Our finding that educational debt is negatively associated with the likelihood of reapplying for both men and women suggests that debt is also a significant dissuading factor for individuals who aspire to a career in medicine but ultimately choose never to apply. Future studies should examine the extent to which educational debt dissuades aspirants (i.e., those who register for the MCAT) from applying to medical school, and how this might differ by social group (e.g., race/ethnicity, SES, gender).
Our finding that there was a significant gender difference in the likelihood of reapplying by SES was unexpected. Women from higher SES backgrounds were more likely to reapply compared with other women, whereas we found the opposite for men. We speculate this may be explained by the differential influence that mothers with higher levels of education (e.g., mothers who are physicians) have on their daughters' versus their sons' careers and educational aspirations. Similarly, our results showed that, compared with white aspirants, black/African American and Hispanic aspirants were more likely to persist in the application process. This is a positive finding in terms of fostering a diverse pool of applicants committed to careers in medicine. Further studies should examine whether this finding holds among the pool of aspirants who have registered for the MCAT but have not yet submitted a first application to medical school.
In this study, we focused on the individual-centered characteristics associated with the likelihood of reapplying to medical school. A more complete analysis would also consider occupation-oriented factors, such as perceived future work–family constraints, which may play a role in deterring aspirants from reapplying and may also differ between women and men. In addition, although our analysis will help researchers better understand how the applicant pool is being shaped and where diversity is being lost, the results would be strengthened by using multiple years of data to isolate any possible period effects. This is important, given that the recent economic recession may have had a greater effect on the career options of some social groups compared with others. Finally, our results may have been affected by who became part of the potential repeat applicant pool. The factors associated with the likelihood of reapplying to medical school in 2010 are dependent on which of the first-time applicants in the original 2009 pool were accepted into medical school. Specifically, a selection bias may occur if medical schools, both MD- and DO granting, differentially select men and women by certain characteristics, such as SES.

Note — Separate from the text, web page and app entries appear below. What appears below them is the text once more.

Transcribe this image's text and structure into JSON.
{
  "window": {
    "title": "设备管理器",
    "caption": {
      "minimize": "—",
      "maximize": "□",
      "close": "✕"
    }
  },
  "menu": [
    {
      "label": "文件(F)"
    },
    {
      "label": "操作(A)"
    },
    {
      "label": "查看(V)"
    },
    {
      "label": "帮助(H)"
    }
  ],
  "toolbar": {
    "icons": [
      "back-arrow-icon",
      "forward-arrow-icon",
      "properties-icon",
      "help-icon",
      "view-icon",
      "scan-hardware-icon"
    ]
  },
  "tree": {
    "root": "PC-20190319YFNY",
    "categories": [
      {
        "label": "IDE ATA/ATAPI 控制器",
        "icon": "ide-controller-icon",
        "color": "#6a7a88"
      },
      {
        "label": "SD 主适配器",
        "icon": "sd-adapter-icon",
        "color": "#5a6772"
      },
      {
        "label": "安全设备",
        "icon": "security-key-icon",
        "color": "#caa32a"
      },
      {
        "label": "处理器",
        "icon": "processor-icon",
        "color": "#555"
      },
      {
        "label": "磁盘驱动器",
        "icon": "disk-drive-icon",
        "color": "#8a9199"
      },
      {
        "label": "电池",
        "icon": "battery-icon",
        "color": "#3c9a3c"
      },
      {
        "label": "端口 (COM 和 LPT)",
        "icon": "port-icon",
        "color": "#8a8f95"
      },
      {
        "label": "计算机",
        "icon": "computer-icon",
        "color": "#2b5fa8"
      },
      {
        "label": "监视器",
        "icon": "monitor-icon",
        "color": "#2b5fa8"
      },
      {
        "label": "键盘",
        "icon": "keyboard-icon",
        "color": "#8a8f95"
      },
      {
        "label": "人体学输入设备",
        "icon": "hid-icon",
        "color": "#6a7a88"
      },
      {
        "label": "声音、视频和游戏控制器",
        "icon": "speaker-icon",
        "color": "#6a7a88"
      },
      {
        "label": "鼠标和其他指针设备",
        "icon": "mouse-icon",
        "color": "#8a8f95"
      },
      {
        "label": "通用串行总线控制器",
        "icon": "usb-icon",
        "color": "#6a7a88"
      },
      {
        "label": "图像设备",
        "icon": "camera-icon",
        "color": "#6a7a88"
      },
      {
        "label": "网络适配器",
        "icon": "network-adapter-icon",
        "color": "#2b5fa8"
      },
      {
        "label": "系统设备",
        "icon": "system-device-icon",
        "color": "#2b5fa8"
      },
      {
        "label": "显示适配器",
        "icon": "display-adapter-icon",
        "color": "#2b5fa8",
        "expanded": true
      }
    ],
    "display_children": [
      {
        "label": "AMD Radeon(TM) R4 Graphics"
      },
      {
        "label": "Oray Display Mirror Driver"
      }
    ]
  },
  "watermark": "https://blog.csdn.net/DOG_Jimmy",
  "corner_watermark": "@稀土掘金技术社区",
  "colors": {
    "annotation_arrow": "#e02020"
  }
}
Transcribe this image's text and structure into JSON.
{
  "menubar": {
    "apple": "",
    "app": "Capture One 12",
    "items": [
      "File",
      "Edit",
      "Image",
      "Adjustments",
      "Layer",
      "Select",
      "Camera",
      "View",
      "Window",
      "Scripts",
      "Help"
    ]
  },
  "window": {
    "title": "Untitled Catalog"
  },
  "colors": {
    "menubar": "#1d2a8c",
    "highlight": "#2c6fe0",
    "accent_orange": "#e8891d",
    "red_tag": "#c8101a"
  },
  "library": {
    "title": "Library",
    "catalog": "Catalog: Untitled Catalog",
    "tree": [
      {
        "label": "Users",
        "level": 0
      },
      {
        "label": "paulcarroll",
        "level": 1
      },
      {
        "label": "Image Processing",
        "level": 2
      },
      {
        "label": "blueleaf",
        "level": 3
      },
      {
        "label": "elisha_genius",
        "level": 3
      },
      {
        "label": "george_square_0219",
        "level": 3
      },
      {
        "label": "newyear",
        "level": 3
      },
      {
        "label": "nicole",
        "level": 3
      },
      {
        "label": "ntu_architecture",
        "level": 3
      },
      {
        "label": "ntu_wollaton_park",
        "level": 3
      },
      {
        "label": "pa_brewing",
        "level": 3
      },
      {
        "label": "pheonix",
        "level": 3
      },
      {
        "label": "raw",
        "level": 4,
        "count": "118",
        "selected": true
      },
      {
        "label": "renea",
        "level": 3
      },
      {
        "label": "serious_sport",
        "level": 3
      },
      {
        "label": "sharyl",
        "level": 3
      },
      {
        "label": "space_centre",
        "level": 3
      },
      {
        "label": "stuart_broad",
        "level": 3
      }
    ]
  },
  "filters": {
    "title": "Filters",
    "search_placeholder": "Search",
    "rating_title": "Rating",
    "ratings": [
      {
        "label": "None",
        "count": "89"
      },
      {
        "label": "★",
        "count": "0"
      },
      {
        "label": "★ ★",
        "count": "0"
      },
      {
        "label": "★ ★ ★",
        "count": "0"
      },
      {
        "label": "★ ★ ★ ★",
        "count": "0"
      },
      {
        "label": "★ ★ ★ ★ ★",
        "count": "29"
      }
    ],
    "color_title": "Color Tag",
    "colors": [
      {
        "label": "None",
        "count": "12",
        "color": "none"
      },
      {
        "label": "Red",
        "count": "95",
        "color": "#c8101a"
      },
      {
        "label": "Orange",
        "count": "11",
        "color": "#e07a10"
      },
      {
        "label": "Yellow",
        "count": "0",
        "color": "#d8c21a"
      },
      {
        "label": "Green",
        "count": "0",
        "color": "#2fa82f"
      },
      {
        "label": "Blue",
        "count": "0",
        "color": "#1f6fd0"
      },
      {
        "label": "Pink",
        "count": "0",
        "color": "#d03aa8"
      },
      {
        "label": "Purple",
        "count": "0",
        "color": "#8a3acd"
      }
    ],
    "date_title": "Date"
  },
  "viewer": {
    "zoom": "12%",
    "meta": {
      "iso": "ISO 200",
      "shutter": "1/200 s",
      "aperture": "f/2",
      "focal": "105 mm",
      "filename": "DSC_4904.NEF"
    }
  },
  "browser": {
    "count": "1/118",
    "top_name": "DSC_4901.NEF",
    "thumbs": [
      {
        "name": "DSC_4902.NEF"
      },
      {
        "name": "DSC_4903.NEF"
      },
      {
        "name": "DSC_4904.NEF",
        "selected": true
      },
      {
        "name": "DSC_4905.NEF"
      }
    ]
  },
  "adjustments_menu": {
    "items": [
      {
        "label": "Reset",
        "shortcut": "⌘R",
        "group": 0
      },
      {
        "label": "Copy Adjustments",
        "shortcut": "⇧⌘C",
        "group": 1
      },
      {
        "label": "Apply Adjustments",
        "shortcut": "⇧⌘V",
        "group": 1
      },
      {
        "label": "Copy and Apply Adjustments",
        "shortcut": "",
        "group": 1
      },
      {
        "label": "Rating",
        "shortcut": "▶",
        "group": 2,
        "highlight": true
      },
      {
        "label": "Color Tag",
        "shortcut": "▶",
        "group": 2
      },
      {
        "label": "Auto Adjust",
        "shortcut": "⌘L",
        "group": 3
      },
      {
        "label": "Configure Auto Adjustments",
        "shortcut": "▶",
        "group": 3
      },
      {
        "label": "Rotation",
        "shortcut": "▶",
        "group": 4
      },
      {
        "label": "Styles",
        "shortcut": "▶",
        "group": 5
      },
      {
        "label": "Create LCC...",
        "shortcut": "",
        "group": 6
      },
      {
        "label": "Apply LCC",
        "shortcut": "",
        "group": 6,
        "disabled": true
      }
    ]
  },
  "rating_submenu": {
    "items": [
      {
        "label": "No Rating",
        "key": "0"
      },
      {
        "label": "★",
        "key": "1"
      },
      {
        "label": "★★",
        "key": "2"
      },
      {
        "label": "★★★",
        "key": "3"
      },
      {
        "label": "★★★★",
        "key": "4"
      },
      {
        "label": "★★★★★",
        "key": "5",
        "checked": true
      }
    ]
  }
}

The authors would like to thank Laura Castillo-Page, Tim Liao, Christine Liu, and Emory Morrison for their comments and suggestions.